July 23, 2007
Chairman Christopher Cox
Securities and Exchange Commission
100 F Street, N.E.
Washington, D.C. 20549-1090
Via fax 202-772-9200 and email firstname.lastname@example.org
Re: File Number 4-537
Dear Chairman Cox,
I am writing in response to the Commission's May “Spotlight on the Proxy Process” roundtable meetings. As an attorney who has worked, for almost a decade, with investors as they file shareholder proposals I am greatly concerned about changes to Rule 14a-8 that would restrict or effectively eliminate shareholders' ability to file shareholder proposals. I respectfully urge the Commission to not proceed with any such changes.
For decades, shareholder proposals have been a force for positive change in corporations. These proposals, often filed by fiduciaries who have deep responsibilities to their beneficiaries and work diligently to enhance the value of their investments, have improved corporate environmental, social and governance practices to the benefit of the companies, their shareholders, their stakeholders and society. I believe many of these changes could not have been achieved without shareholder proposals. The materiality of the issues raised by these proposals has never been more clear. This is demonstrated by the growing percentage of votes received by the proposals and the fact that proxy voting advisory firms are increasingly recommending “yes” votes for the proposals.
I would like to take this opportunity to echo many of the compelling statements made by my colleagues in earlier comment letters and endorse them whole heartedly. In addition, please consider these brief additional points.

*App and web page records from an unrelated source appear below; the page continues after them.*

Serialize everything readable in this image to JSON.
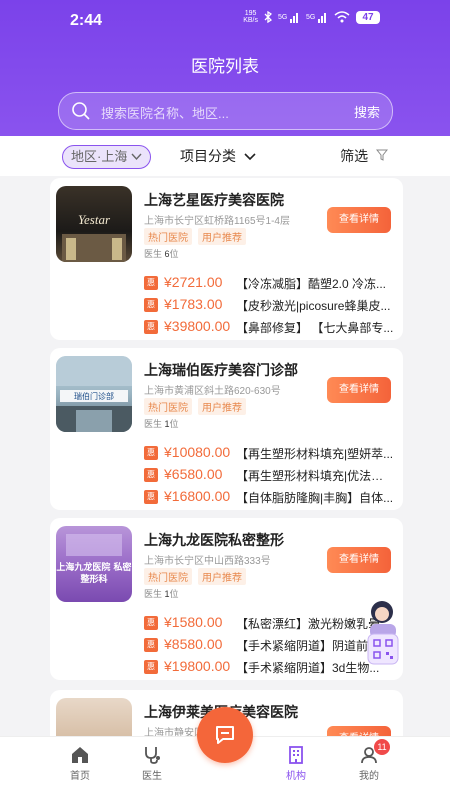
{
  "status": {
    "time": "2:44",
    "net_speed": "195",
    "net_unit": "KB/s",
    "battery": "47"
  },
  "title": "医院列表",
  "search": {
    "placeholder": "搜索医院名称、地区...",
    "button": "搜索"
  },
  "filters": {
    "region": "地区·上海",
    "category": "项目分类",
    "screen": "筛选"
  },
  "hospitals": [
    {
      "name": "上海艺星医疗美容医院",
      "address": "上海市长宁区虹桥路1165号1-4层",
      "tags": [
        "热门医院",
        "用户推荐"
      ],
      "doctor_label": "医生",
      "doctor_count": "6",
      "doctor_unit": "位",
      "detail_button": "查看详情",
      "thumb_text": "Yestar",
      "deals": [
        {
          "badge": "惠",
          "price": "¥2721.00",
          "text": "【冷冻减脂】酷塑2.0 冷冻..."
        },
        {
          "badge": "惠",
          "price": "¥1783.00",
          "text": "【皮秒激光|picosure蜂巢皮..."
        },
        {
          "badge": "惠",
          "price": "¥39800.00",
          "text": "【鼻部修复】 【七大鼻部专..."
        }
      ]
    },
    {
      "name": "上海瑞伯医疗美容门诊部",
      "address": "上海市黄浦区斜土路620-630号",
      "tags": [
        "热门医院",
        "用户推荐"
      ],
      "doctor_label": "医生",
      "doctor_count": "1",
      "doctor_unit": "位",
      "detail_button": "查看详情",
      "thumb_text": "瑞伯门诊部",
      "deals": [
        {
          "badge": "惠",
          "price": "¥10080.00",
          "text": "【再生塑形材料填充|塑妍萃..."
        },
        {
          "badge": "惠",
          "price": "¥6580.00",
          "text": "【再生塑形材料填充|优法兰|..."
        },
        {
          "badge": "惠",
          "price": "¥16800.00",
          "text": "【自体脂肪隆胸|丰胸】自体..."
        }
      ]
    },
    {
      "name": "上海九龙医院私密整形",
      "address": "上海市长宁区中山西路333号",
      "tags": [
        "热门医院",
        "用户推荐"
      ],
      "doctor_label": "医生",
      "doctor_count": "1",
      "doctor_unit": "位",
      "detail_button": "查看详情",
      "thumb_text": "上海九龙医院 私密整形科",
      "deals": [
        {
          "badge": "惠",
          "price": "¥1580.00",
          "text": "【私密漂红】激光粉嫩乳晕..."
        },
        {
          "badge": "惠",
          "price": "¥8580.00",
          "text": "【手术紧缩阴道】阴道前..."
        },
        {
          "badge": "惠",
          "price": "¥19800.00",
          "text": "【手术紧缩阴道】3d生物..."
        }
      ]
    },
    {
      "name": "上海伊莱美医疗美容医院",
      "address": "上海市静安区",
      "detail_button": "查看详情"
    }
  ],
  "tabs": [
    {
      "label": "首页",
      "icon": "home-icon"
    },
    {
      "label": "医生",
      "icon": "stethoscope-icon"
    },
    {
      "label": "机构",
      "icon": "building-icon"
    },
    {
      "label": "我的",
      "icon": "user-icon"
    }
  ],
  "profile_badge": "11",
  "colors": {
    "primary": "#7b42ea",
    "accent": "#f4663a"
  }
}
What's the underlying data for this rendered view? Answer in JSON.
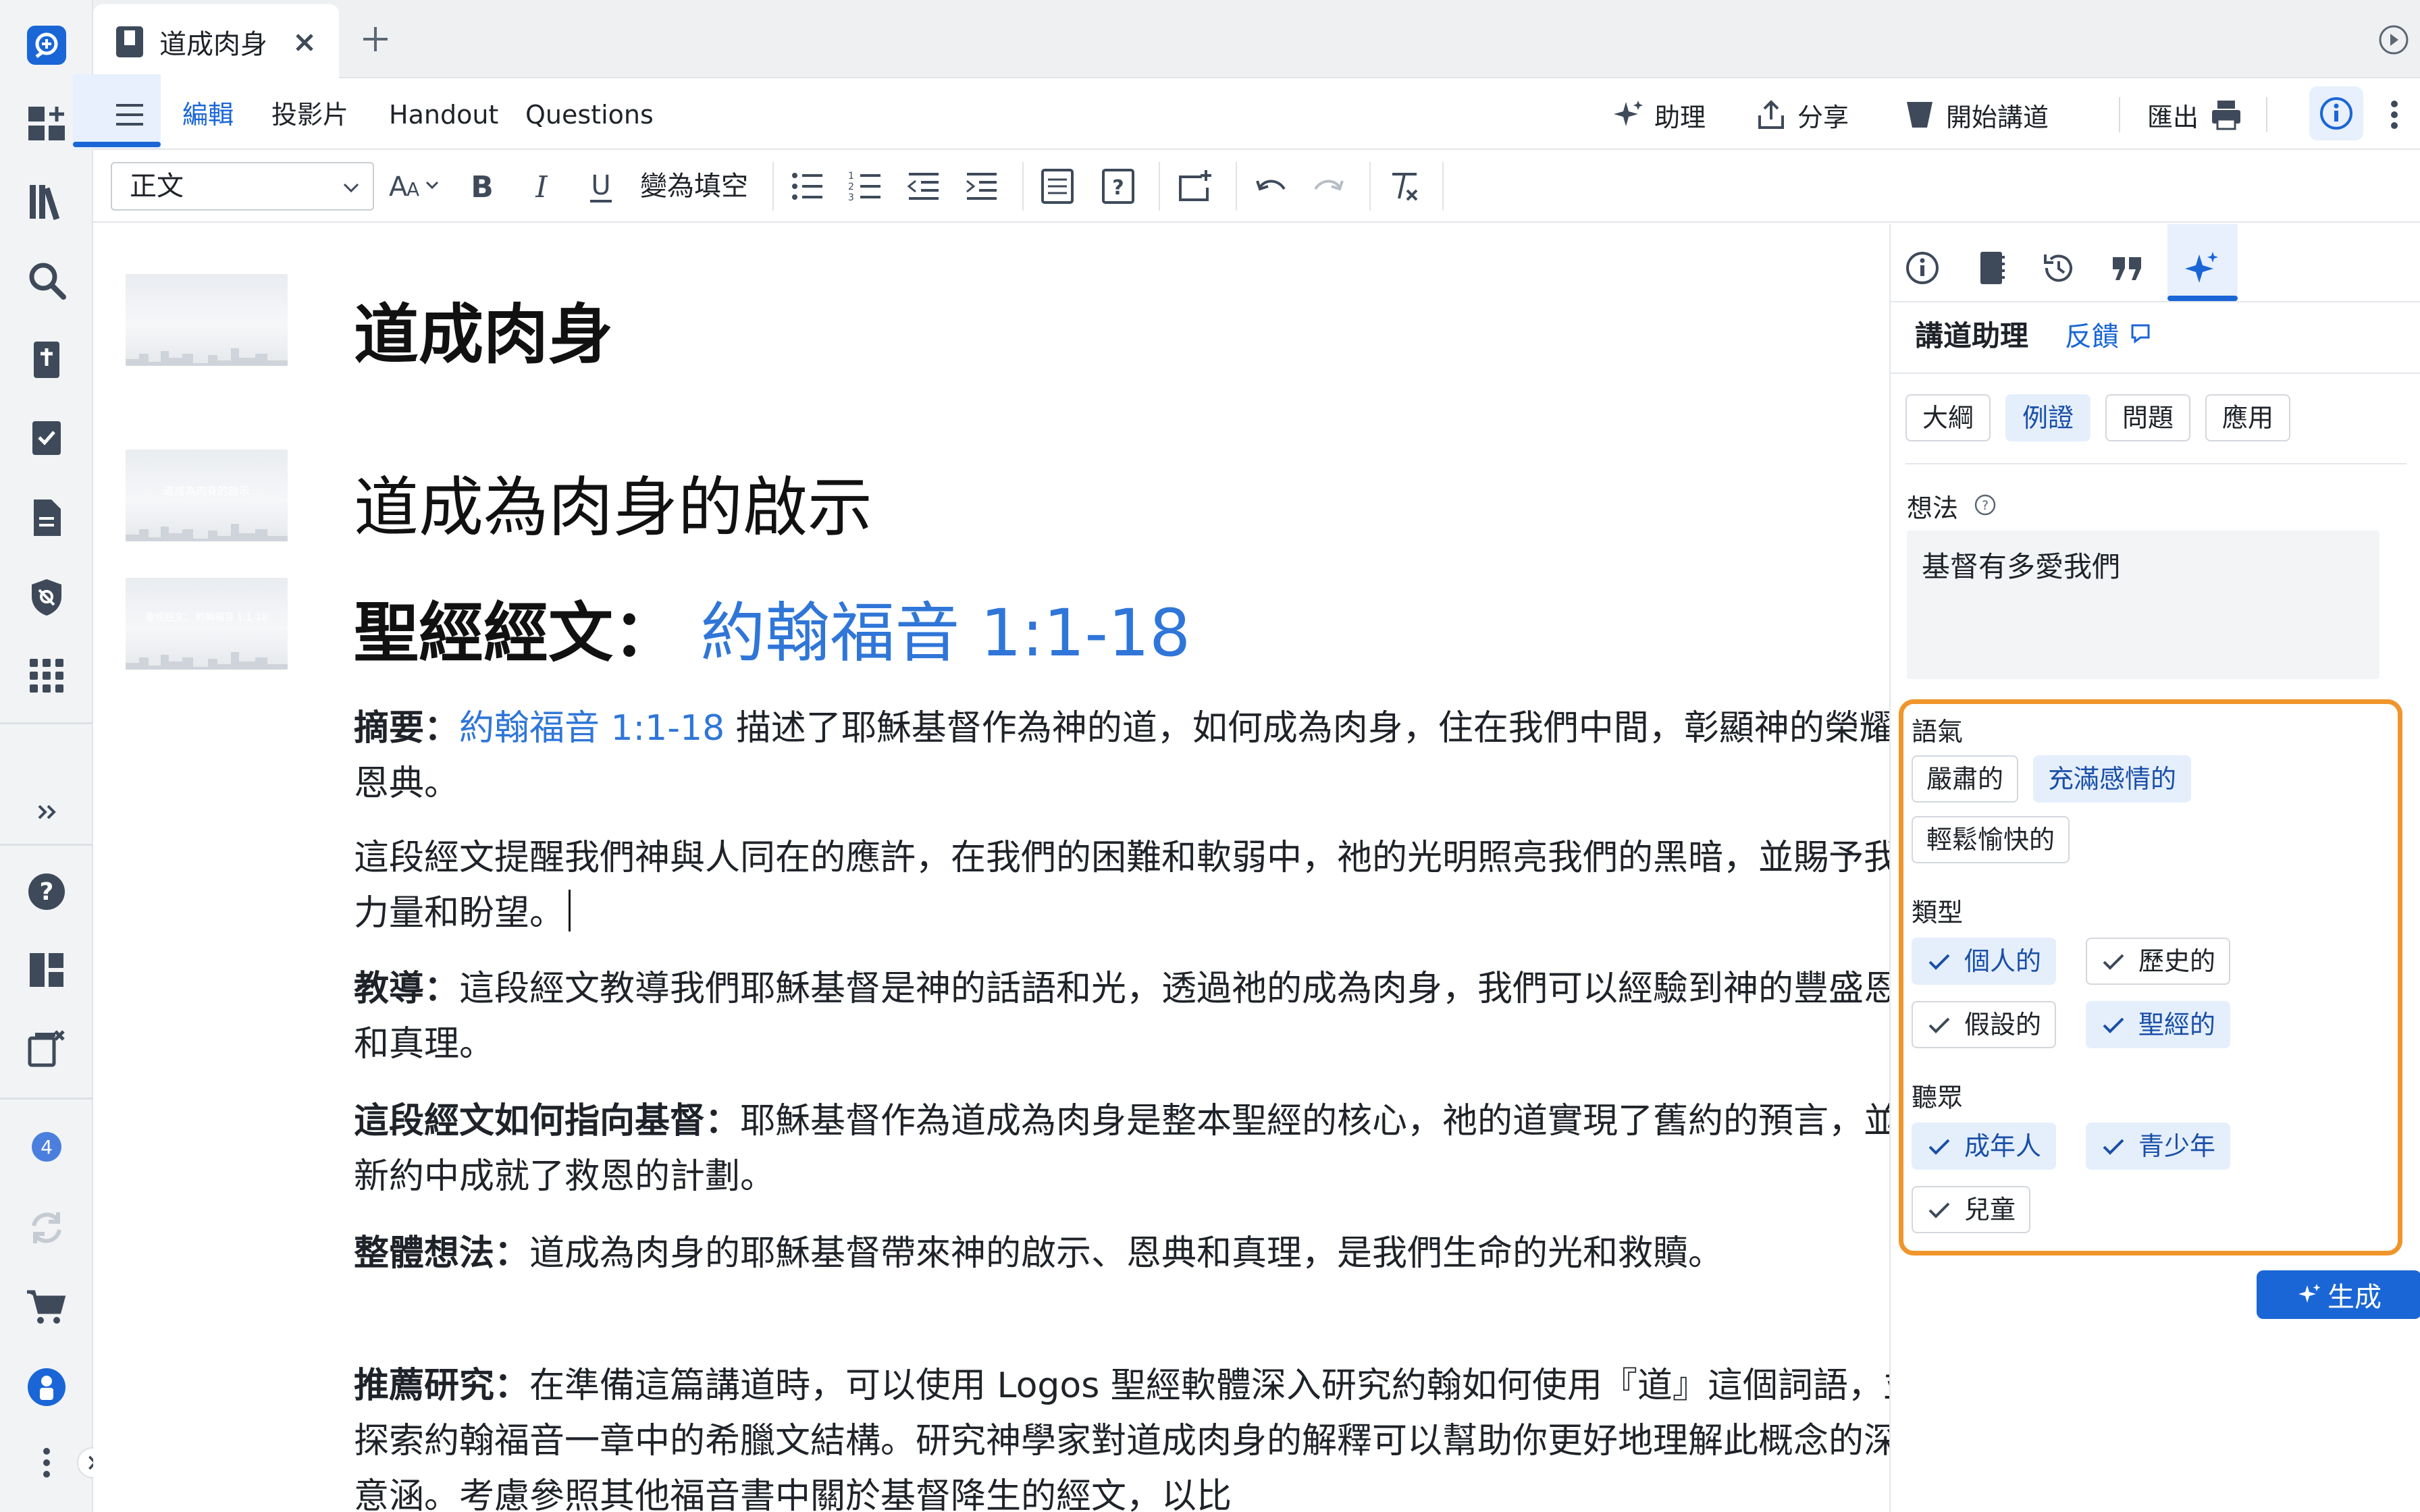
{
  "tab": {
    "title": "道成肉身"
  },
  "toolbar": {
    "modes": [
      "編輯",
      "投影片",
      "Handout",
      "Questions"
    ],
    "assistant_label": "助理",
    "share_label": "分享",
    "preach_label": "開始講道",
    "export_label": "匯出"
  },
  "format": {
    "style_value": "正文",
    "cloze_label": "變為填空"
  },
  "doc": {
    "title": "道成肉身",
    "section": "道成為肉身的啟示",
    "scripture_label": "聖經經文：",
    "scripture_ref": "約翰福音 1:1-18",
    "thumb2_text": "道成為肉身的啟示",
    "thumb3_text": "聖經經文： 約翰福音 1:1-18",
    "summary_label": "摘要：",
    "summary_ref": "約翰福音 1:1-18",
    "summary_text": "描述了耶穌基督作為神的道，如何成為肉身，住在我們中間，彰顯神的榮耀和恩典。",
    "para2": "這段經文提醒我們神與人同在的應許，在我們的困難和軟弱中，祂的光明照亮我們的黑暗，並賜予我們力量和盼望。",
    "teach_label": "教導：",
    "teach_text": "這段經文教導我們耶穌基督是神的話語和光，透過祂的成為肉身，我們可以經驗到神的豐盛恩典和真理。",
    "christ_label": "這段經文如何指向基督：",
    "christ_text": "耶穌基督作為道成為肉身是整本聖經的核心，祂的道實現了舊約的預言，並在新約中成就了救恩的計劃。",
    "big_idea_label": "整體想法：",
    "big_idea_text": "道成為肉身的耶穌基督帶來神的啟示、恩典和真理，是我們生命的光和救贖。",
    "study_label": "推薦研究：",
    "study_text": "在準備這篇講道時，可以使用 Logos 聖經軟體深入研究約翰如何使用『道』這個詞語，並探索約翰福音一章中的希臘文結構。研究神學家對道成肉身的解釋可以幫助你更好地理解此概念的深刻意涵。考慮參照其他福音書中關於基督降生的經文，以比"
  },
  "panel": {
    "title": "講道助理",
    "feedback": "反饋",
    "chips": [
      "大綱",
      "例證",
      "問題",
      "應用"
    ],
    "idea_label": "想法",
    "idea_value": "基督有多愛我們",
    "tone_label": "語氣",
    "tone": [
      "嚴肅的",
      "充滿感情的",
      "輕鬆愉快的"
    ],
    "type_label": "類型",
    "types": [
      "個人的",
      "歷史的",
      "假設的",
      "聖經的"
    ],
    "audience_label": "聽眾",
    "audience": [
      "成年人",
      "青少年",
      "兒童"
    ],
    "generate": "生成"
  },
  "rail": {
    "badge_count": "4"
  },
  "colors": {
    "accent": "#1a66d6",
    "link": "#2f76d8",
    "highlight": "#f0952b"
  }
}
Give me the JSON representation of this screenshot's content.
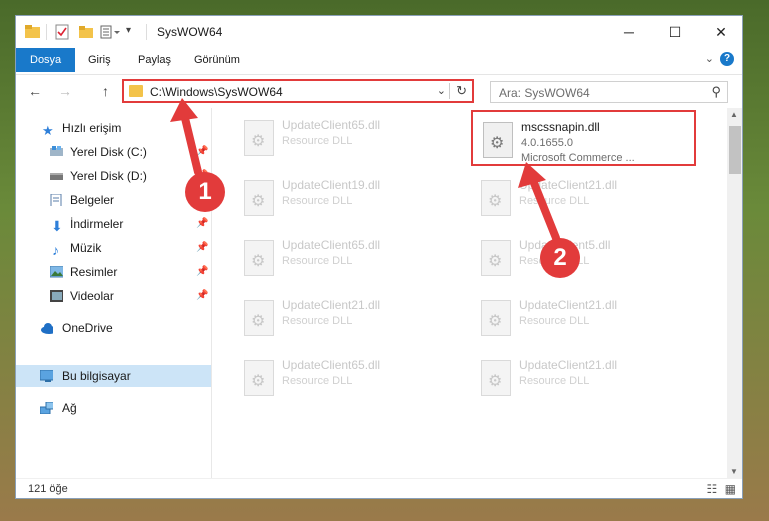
{
  "window": {
    "title": "SysWOW64",
    "controls": {
      "minimize": "─",
      "maximize": "☐",
      "close": "✕"
    }
  },
  "ribbon": {
    "tabs": [
      "Dosya",
      "Giriş",
      "Paylaş",
      "Görünüm"
    ],
    "active_tab": "Dosya"
  },
  "navbar": {
    "back": "←",
    "forward": "→",
    "up": "↑",
    "address": "C:\\Windows\\SysWOW64",
    "search_placeholder": "Ara: SysWOW64"
  },
  "sidebar": {
    "items": [
      {
        "label": "Hızlı erişim",
        "icon": "star-icon",
        "pinned": false
      },
      {
        "label": "Yerel Disk (C:)",
        "icon": "drive-icon",
        "pinned": true
      },
      {
        "label": "Yerel Disk (D:)",
        "icon": "drive-icon",
        "pinned": true
      },
      {
        "label": "Belgeler",
        "icon": "documents-icon",
        "pinned": true
      },
      {
        "label": "İndirmeler",
        "icon": "downloads-icon",
        "pinned": true
      },
      {
        "label": "Müzik",
        "icon": "music-icon",
        "pinned": true
      },
      {
        "label": "Resimler",
        "icon": "pictures-icon",
        "pinned": true
      },
      {
        "label": "Videolar",
        "icon": "videos-icon",
        "pinned": true
      },
      {
        "label": "OneDrive",
        "icon": "cloud-icon",
        "pinned": false
      },
      {
        "label": "Bu bilgisayar",
        "icon": "computer-icon",
        "pinned": false,
        "selected": true
      },
      {
        "label": "Ağ",
        "icon": "network-icon",
        "pinned": false
      }
    ]
  },
  "files": [
    {
      "name": "UpdateClient65.dll",
      "desc": "Resource DLL"
    },
    {
      "name": "mscssnapin.dll",
      "version": "4.0.1655.0",
      "desc": "Microsoft Commerce ...",
      "highlighted": true
    },
    {
      "name": "UpdateClient19.dll",
      "desc": "Resource DLL"
    },
    {
      "name": "UpdateClient21.dll",
      "desc": "Resource DLL"
    },
    {
      "name": "UpdateClient65.dll",
      "desc": "Resource DLL"
    },
    {
      "name": "UpdateClient5.dll",
      "desc": "Resource DLL"
    },
    {
      "name": "UpdateClient21.dll",
      "desc": "Resource DLL"
    },
    {
      "name": "UpdateClient21.dll",
      "desc": "Resource DLL"
    },
    {
      "name": "UpdateClient65.dll",
      "desc": "Resource DLL"
    },
    {
      "name": "UpdateClient21.dll",
      "desc": "Resource DLL"
    }
  ],
  "status": {
    "count": "121 öğe"
  },
  "annotations": {
    "step1": "1",
    "step2": "2",
    "accent": "#e23b3b"
  }
}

The approximately 50 year old shareholder proposal process is ultimately serving shareholders and companies well. It is an important pillar in the Commission's historic and congressionally mandated role to ensure that all investors have a level playing field. The result is a balanced and tested system – it is a process we know and understand. If Rule 14a-8 is changed as some have suggested, the Commission runs the risk of creating significant unintended negative consequences as shareholders and companies take action to address their interests within the new structure.
The current filing and re-filing thresholds have been effective at culling the field of shareholder proposals. While not perfect, they do create a contest of ideas in which the success of the proposal finally rests on its relevance to the company's prosperity and the strength of the arguments that support it.
The initial decision whether a proposal will appear in the proxy is best left with the Commission. Investors will not benefit by replacing the current uniform and formalized process with a balkanized system where the rules vary from state-to-state or company-to-company. A decentralized system would simply waste precious investor and company resources as well as distract all parties from the business at hand. No legitimate interest is served by creating a “wild west” shareholder proposal process.
Thank you for considering my comments as you contemplate this weighty issue. In sum, the current system has been a net positive for companies, investors and the public. Because of that, I respectfully caution the Commission against restricting or effectively eliminating shareholders' ability to file shareholder proposals.